I don't think that the designated hitter is in any danger of being eliminated, as much antipathy as it (still) gets. But I thought I'd jot down a few thoughts on my changed views on the subject.
First of all, if the DH was good enough for Philadelphia baseball legend Connie Mack, it's good enough for me.
Second, as the above-referenced piece noted, with the consolidation of the umpiring crews and the elimination of the league offices, the DH is one of the few remaining differences between the leagues. This is especially true now that turf fields are on the way out-the NL, a few decades back, had the bulk of turf parks. Now, with Target Field, the new grass park in Minnesota, there are only two "non-grass" parks left-and they're both in the AL (Toronto and Tampa Bay).
I'm very much of the opinion that differences between the leagues that fan can talk about-and argue about-are good for the game. Now, it's true that sometimes the distinctions people assume are there, aren't-the AL may have the reputation as the "sluggers' league", but in 2009 the NL actually had fewer stolen bases than the AL-(1541-1429)-and that's with two more teams in the NL. Still, there are real differences between the circuits, otherwise the AL wouldn't be dominating interleague play, as it has in the last few years.

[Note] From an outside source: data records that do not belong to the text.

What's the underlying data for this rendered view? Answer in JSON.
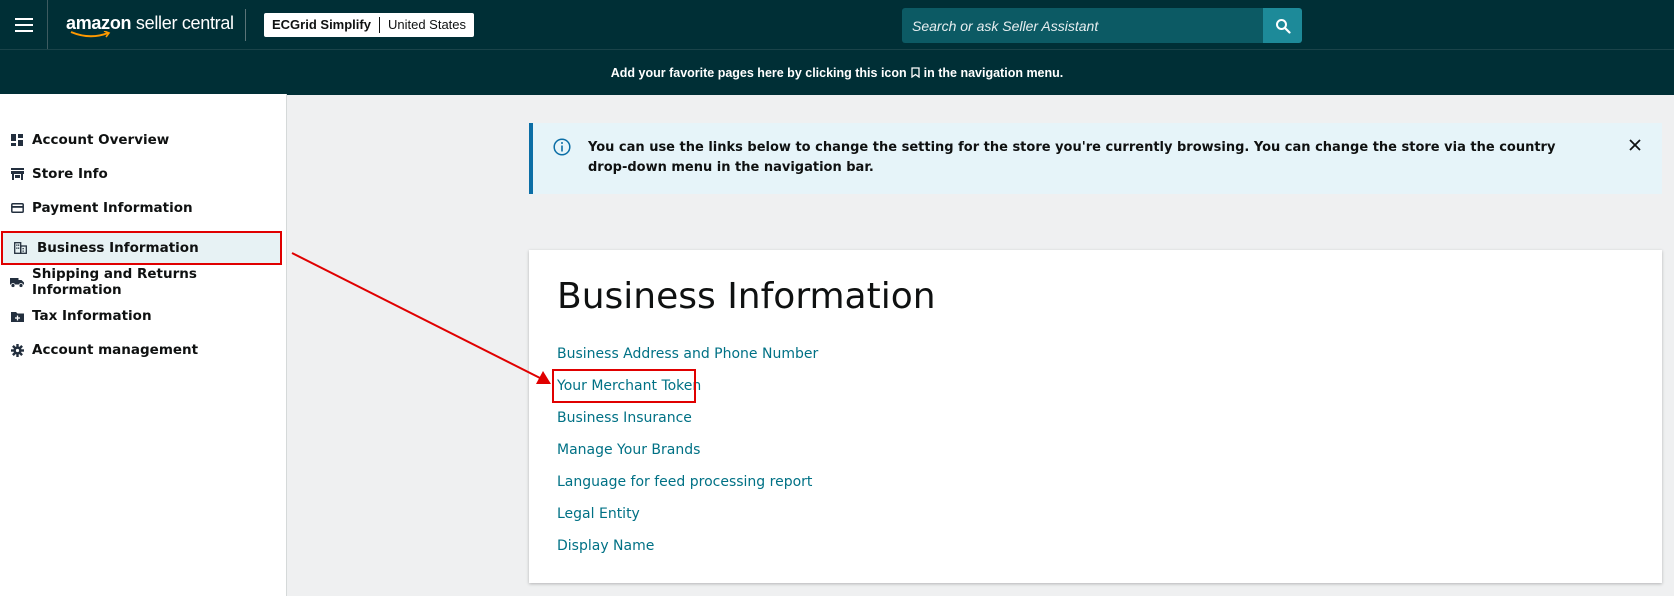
{
  "header": {
    "logo_text": "amazon seller central",
    "logo_bold": "amazon",
    "logo_rest": " seller central",
    "account_name": "ECGrid Simplify",
    "marketplace": "United States",
    "search_placeholder": "Search or ask Seller Assistant"
  },
  "favorites_bar": {
    "text_before": "Add your favorite pages here by clicking this icon",
    "text_after": "in the navigation menu."
  },
  "sidebar": {
    "items": [
      {
        "label": "Account Overview",
        "icon": "dashboard-icon"
      },
      {
        "label": "Store Info",
        "icon": "store-icon"
      },
      {
        "label": "Payment Information",
        "icon": "credit-card-icon"
      },
      {
        "label": "Business Information",
        "icon": "building-icon",
        "active": true
      },
      {
        "label": "Shipping and Returns Information",
        "icon": "truck-icon"
      },
      {
        "label": "Tax Information",
        "icon": "tax-folder-icon"
      },
      {
        "label": "Account management",
        "icon": "gear-icon"
      }
    ]
  },
  "alert": {
    "text": "You can use the links below to change the setting for the store you're currently browsing. You can change the store via the country drop-down menu in the navigation bar."
  },
  "card": {
    "title": "Business Information",
    "links": [
      "Business Address and Phone Number",
      "Your Merchant Token",
      "Business Insurance",
      "Manage Your Brands",
      "Language for feed processing report",
      "Legal Entity",
      "Display Name"
    ]
  },
  "colors": {
    "header_bg": "#002f36",
    "link": "#007185",
    "highlight": "#e00000",
    "alert_bg": "#e6f4f9",
    "alert_border": "#0b6ea6"
  }
}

Putting all of that aside, I like the idea that AL pitchers have to face lineups with nine real hitters. It's a cliche', but nevertheless it's true, for me at least-watching a typically inept pitcher hit isn't much fun. Sure, I do enjoy those who can-Dontrelle Willis, say, or Mike Hampton. But pitching is so demanding that few pitchers can maintain the hitting skills they likely had in high school and even college ball.
And the idea that there is "more strategy in the NL" is mostly untrue. Today, pitchers are pulled due to pitch counts (for the most part, a good idea, at least for younger pitchers, and for those with injury histories, which is pretty much everybody) or to get a setup man or closer into the game. It isn't due to needing to hit for the pitchers, for the most part. Note that each league had exactly 76 CG last year. And it's not as if the double-switch, when needed, should tax a capable manager's brain, though Charlie (I used to need a freakin') Manuel did struggle with it for a while.
All in all, I like the higher scoring game we see today. There is so much talent today (due to the money baseball can offer prospects who would otherwise play other sports professionally) that there is a nice balance of pitching, hitting, and fielding. We haven't reached the excesses of scoring seen in the 30's, but happily we're a long way from the neo-deadball style of the late Sixties.
And a return to that level of scoring would be disastrous for the game's popularity.